**PROBLEM REQUIREMENTS**
Repeat each record exactly. Any picture gets left out.

**RECORDS SUPPLIED**
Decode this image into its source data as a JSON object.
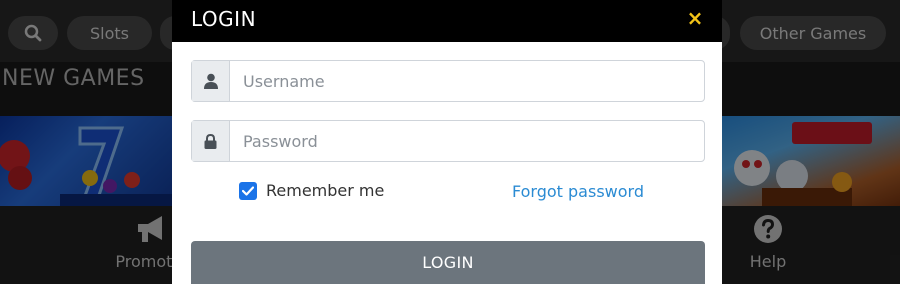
{
  "background": {
    "nav": {
      "slots_label": "Slots",
      "other_games_label": "Other Games"
    },
    "section_title": "NEW GAMES",
    "bottom_nav": {
      "promotions_label": "Promotio",
      "help_label": "Help"
    }
  },
  "modal": {
    "title": "LOGIN",
    "close_icon": "×",
    "username": {
      "placeholder": "Username",
      "icon": "user-icon"
    },
    "password": {
      "placeholder": "Password",
      "icon": "lock-icon"
    },
    "remember_label": "Remember me",
    "remember_checked": true,
    "forgot_label": "Forgot password",
    "submit_label": "LOGIN"
  },
  "colors": {
    "accent_close": "#f2c318",
    "link": "#2b8bd3",
    "checkbox": "#1a73e8",
    "button": "#6c757d"
  }
}
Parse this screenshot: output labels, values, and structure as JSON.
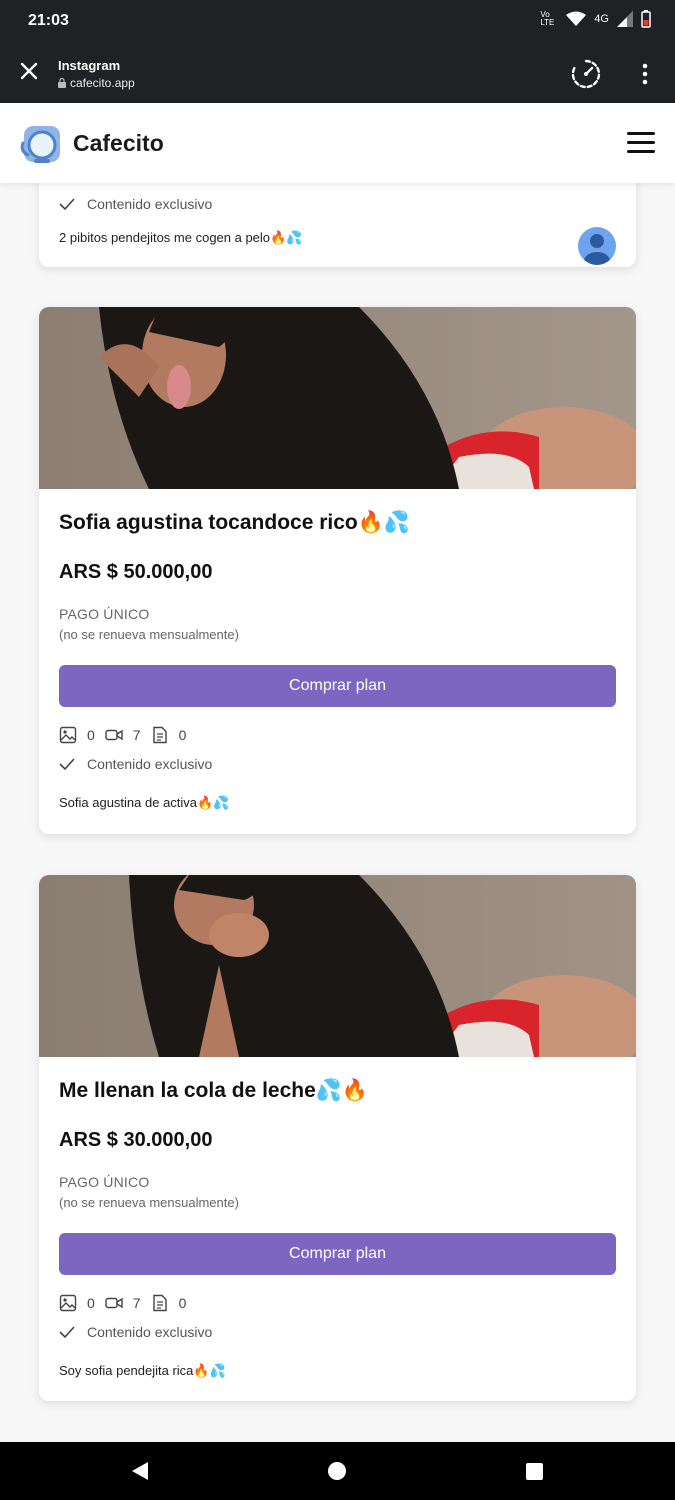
{
  "status_bar": {
    "time": "21:03",
    "network": "4G",
    "volte": "Vo LTE"
  },
  "browser": {
    "source_app": "Instagram",
    "url": "cafecito.app"
  },
  "site": {
    "brand": "Cafecito"
  },
  "cards": [
    {
      "exclusive_label": "Contenido exclusivo",
      "description": "2 pibitos pendejitos me cogen a pelo🔥💦"
    },
    {
      "title": "Sofia agustina tocandoce rico🔥💦",
      "price": "ARS $ 50.000,00",
      "pay_type": "PAGO ÚNICO",
      "pay_note": "(no se renueva mensualmente)",
      "buy_label": "Comprar plan",
      "images": "0",
      "videos": "7",
      "documents": "0",
      "exclusive_label": "Contenido exclusivo",
      "description": "Sofia agustina de activa🔥💦"
    },
    {
      "title": "Me llenan la cola de leche💦🔥",
      "price": "ARS $ 30.000,00",
      "pay_type": "PAGO ÚNICO",
      "pay_note": "(no se renueva mensualmente)",
      "buy_label": "Comprar plan",
      "images": "0",
      "videos": "7",
      "documents": "0",
      "exclusive_label": "Contenido exclusivo",
      "description": "Soy sofia pendejita rica🔥💦"
    }
  ],
  "colors": {
    "accent": "#7c66c2",
    "topbar": "#202124",
    "avatar": "#6ea3ef"
  }
}
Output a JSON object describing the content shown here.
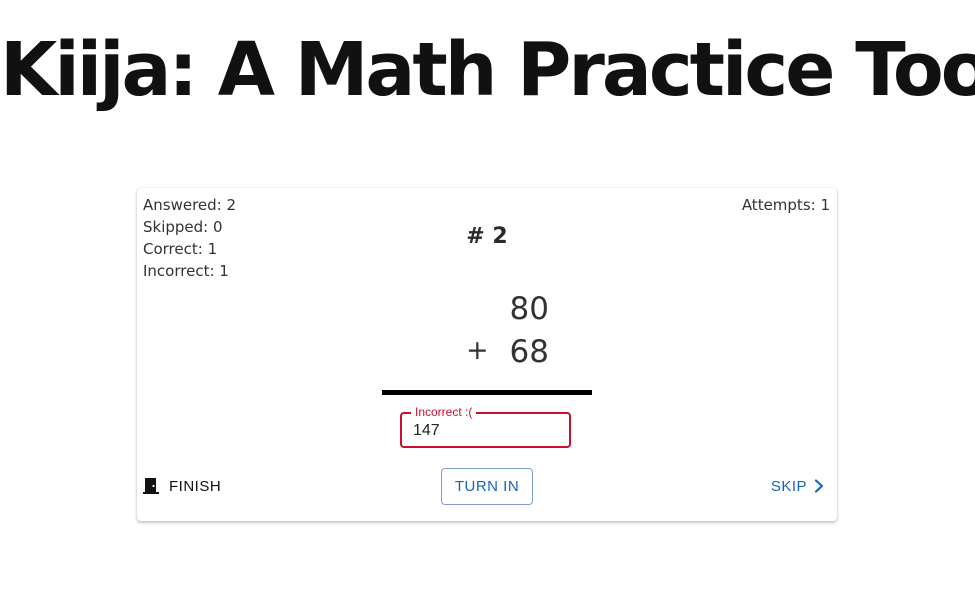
{
  "header": {
    "title": "Kiija: A Math Practice Tool"
  },
  "stats": {
    "answered": "Answered: 2",
    "skipped": "Skipped: 0",
    "correct": "Correct: 1",
    "incorrect": "Incorrect: 1",
    "attempts": "Attempts: 1"
  },
  "problem": {
    "number": "# 2",
    "operand_top": "80",
    "operator": "+",
    "operand_bottom": "68"
  },
  "answer": {
    "label": "Incorrect :(",
    "value": "147",
    "status_color": "#c8102e"
  },
  "actions": {
    "finish_label": "FINISH",
    "finish_icon": "door-icon",
    "turn_in_label": "TURN IN",
    "skip_label": "SKIP",
    "skip_icon": "chevron-right-icon",
    "accent_color": "#1565c0"
  }
}
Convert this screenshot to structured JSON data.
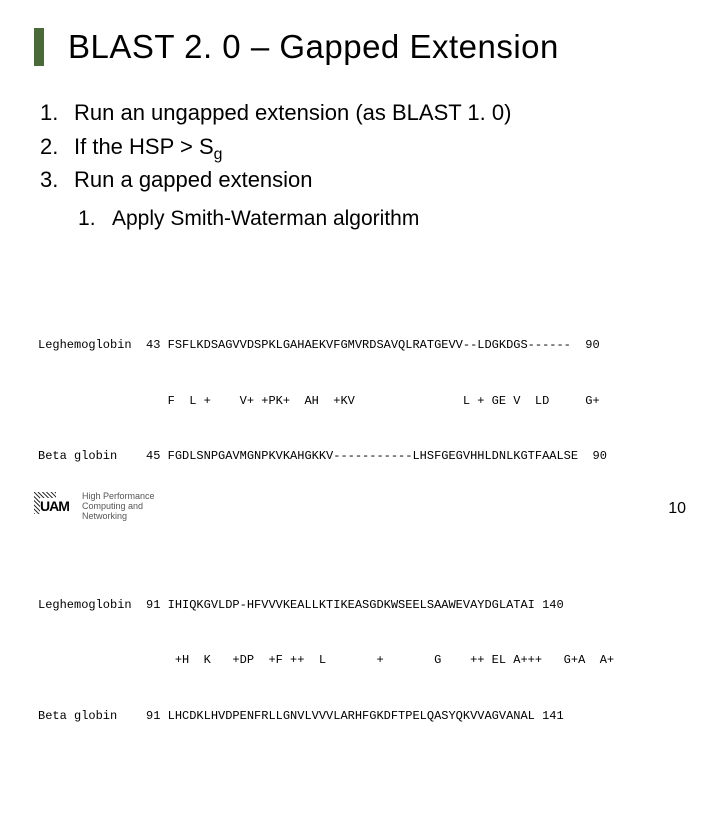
{
  "title": "BLAST 2. 0 – Gapped Extension",
  "list": {
    "item1": "Run an ungapped extension (as BLAST 1. 0)",
    "item2_pre": "If the HSP > S",
    "item2_sub": "g",
    "item3": "Run a gapped extension",
    "sub1": "Apply Smith-Waterman algorithm"
  },
  "alignment": {
    "group1": {
      "l1": "Leghemoglobin  43 FSFLKDSAGVVDSPKLGAHAEKVFGMVRDSAVQLRATGEVV--LDGKDGS------  90",
      "l2": "                  F  L +    V+ +PK+  AH  +KV               L + GE V  LD     G+    ",
      "l3": "Beta globin    45 FGDLSNPGAVMGNPKVKAHGKKV-----------LHSFGEGVHHLDNLKGTFAALSE  90"
    },
    "group2": {
      "l1": "Leghemoglobin  91 IHIQKGVLDP-HFVVVKEALLKTIKEASGDKWSEELSAAWEVAYDGLATAI 140",
      "l2": "                   +H  K   +DP  +F ++  L       +       G    ++ EL A+++   G+A  A+",
      "l3": "Beta globin    91 LHCDKLHVDPENFRLLGNVLVVVLARHFGKDFTPELQASYQKVVAGVANAL 141"
    }
  },
  "footer": {
    "logo_letters": "UAM",
    "logo_line1": "High Performance",
    "logo_line2": "Computing and",
    "logo_line3": "Networking"
  },
  "page_number": "10"
}
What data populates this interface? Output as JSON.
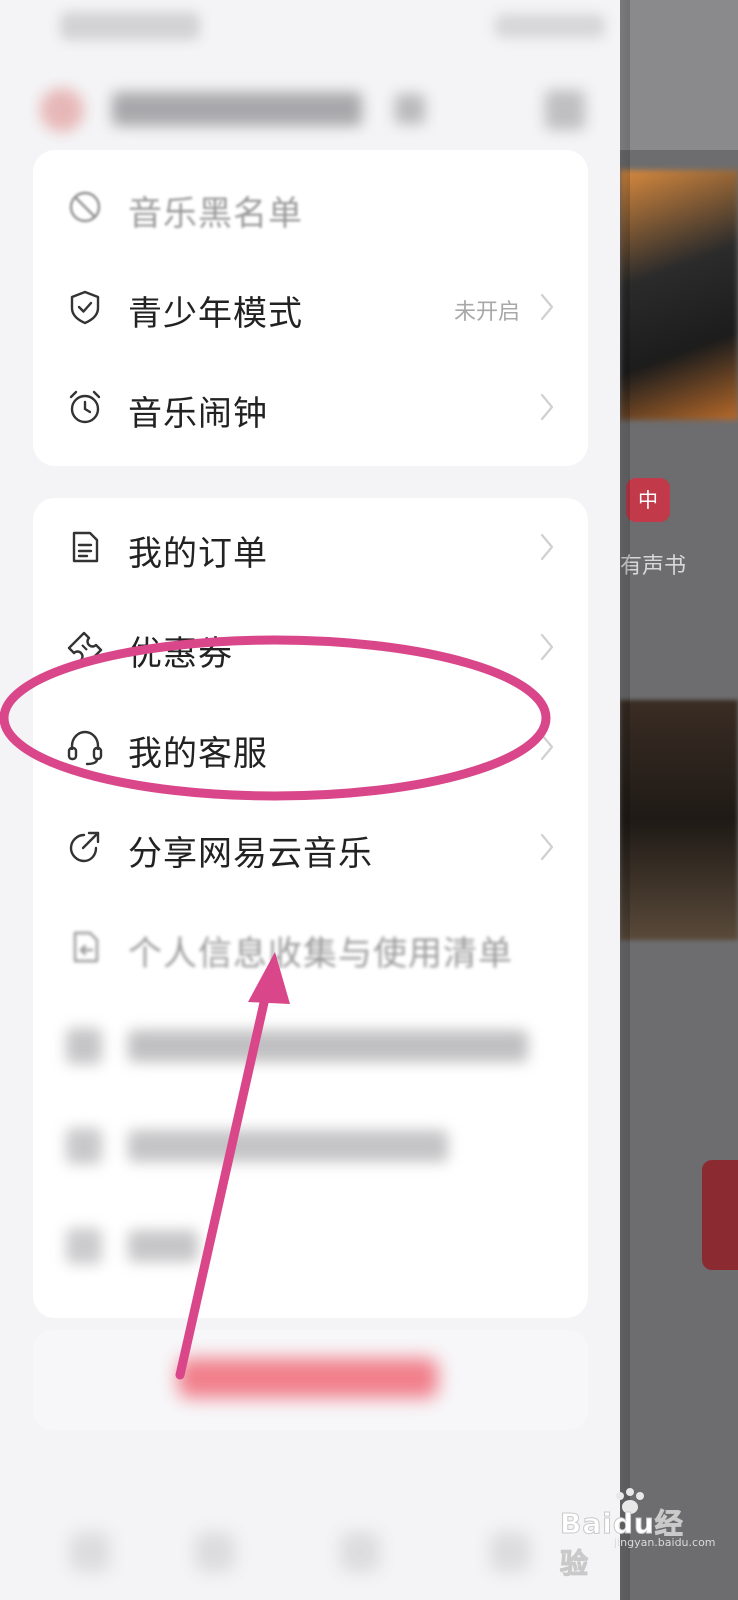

**TASK RESPONSE**
Decode this image into its source data as a JSON object.
{
  "background": {
    "nav": {
      "slots_label": "Slots",
      "other_games_label": "Other Games"
    },
    "section_title": "NEW GAMES",
    "bottom_nav": {
      "promotions_label": "Promotio",
      "help_label": "Help"
    }
  },
  "modal": {
    "title": "LOGIN",
    "close_icon": "×",
    "username": {
      "placeholder": "Username",
      "icon": "user-icon"
    },
    "password": {
      "placeholder": "Password",
      "icon": "lock-icon"
    },
    "remember_label": "Remember me",
    "remember_checked": true,
    "forgot_label": "Forgot password",
    "submit_label": "LOGIN"
  },
  "colors": {
    "accent_close": "#f2c318",
    "link": "#2b8bd3",
    "checkbox": "#1a73e8",
    "button": "#6c757d"
  }
}
Parse this screenshot: output labels, values, and structure as JSON.
{
  "status_bar": {
    "time": "21:03",
    "network": "4G",
    "volte": "Vo LTE"
  },
  "browser": {
    "source_app": "Instagram",
    "url": "cafecito.app"
  },
  "site": {
    "brand": "Cafecito"
  },
  "cards": [
    {
      "exclusive_label": "Contenido exclusivo",
      "description": "2 pibitos pendejitos me cogen a pelo🔥💦"
    },
    {
      "title": "Sofia agustina tocandoce rico🔥💦",
      "price": "ARS $ 50.000,00",
      "pay_type": "PAGO ÚNICO",
      "pay_note": "(no se renueva mensualmente)",
      "buy_label": "Comprar plan",
      "images": "0",
      "videos": "7",
      "documents": "0",
      "exclusive_label": "Contenido exclusivo",
      "description": "Sofia agustina de activa🔥💦"
    },
    {
      "title": "Me llenan la cola de leche💦🔥",
      "price": "ARS $ 30.000,00",
      "pay_type": "PAGO ÚNICO",
      "pay_note": "(no se renueva mensualmente)",
      "buy_label": "Comprar plan",
      "images": "0",
      "videos": "7",
      "documents": "0",
      "exclusive_label": "Contenido exclusivo",
      "description": "Soy sofia pendejita rica🔥💦"
    }
  ],
  "colors": {
    "accent": "#7c66c2",
    "topbar": "#202124",
    "avatar": "#6ea3ef"
  }
}
Output a JSON object describing the content shown here.
{
  "header": {
    "title": "Kiija: A Math Practice Tool"
  },
  "stats": {
    "answered": "Answered: 2",
    "skipped": "Skipped: 0",
    "correct": "Correct: 1",
    "incorrect": "Incorrect: 1",
    "attempts": "Attempts: 1"
  },
  "problem": {
    "number": "# 2",
    "operand_top": "80",
    "operator": "+",
    "operand_bottom": "68"
  },
  "answer": {
    "label": "Incorrect :(",
    "value": "147",
    "status_color": "#c8102e"
  },
  "actions": {
    "finish_label": "FINISH",
    "finish_icon": "door-icon",
    "turn_in_label": "TURN IN",
    "skip_label": "SKIP",
    "skip_icon": "chevron-right-icon",
    "accent_color": "#1565c0"
  }
}
Convert this screenshot to structured JSON data.
{
  "title": "BLAST 2. 0 – Gapped Extension",
  "list": {
    "item1": "Run an ungapped extension (as BLAST 1. 0)",
    "item2_pre": "If the HSP > S",
    "item2_sub": "g",
    "item3": "Run a gapped extension",
    "sub1": "Apply Smith-Waterman algorithm"
  },
  "alignment": {
    "group1": {
      "l1": "Leghemoglobin  43 FSFLKDSAGVVDSPKLGAHAEKVFGMVRDSAVQLRATGEVV--LDGKDGS------  90",
      "l2": "                  F  L +    V+ +PK+  AH  +KV               L + GE V  LD     G+    ",
      "l3": "Beta globin    45 FGDLSNPGAVMGNPKVKAHGKKV-----------LHSFGEGVHHLDNLKGTFAALSE  90"
    },
    "group2": {
      "l1": "Leghemoglobin  91 IHIQKGVLDP-HFVVVKEALLKTIKEASGDKWSEELSAAWEVAYDGLATAI 140",
      "l2": "                   +H  K   +DP  +F ++  L       +       G    ++ EL A+++   G+A  A+",
      "l3": "Beta globin    91 LHCDKLHVDPENFRLLGNVLVVVLARHFGKDFTPELQASYQKVVAGVANAL 141"
    }
  },
  "footer": {
    "logo_letters": "UAM",
    "logo_line1": "High Performance",
    "logo_line2": "Computing and",
    "logo_line3": "Networking"
  },
  "page_number": "10"
}
What data populates this interface? Output as JSON.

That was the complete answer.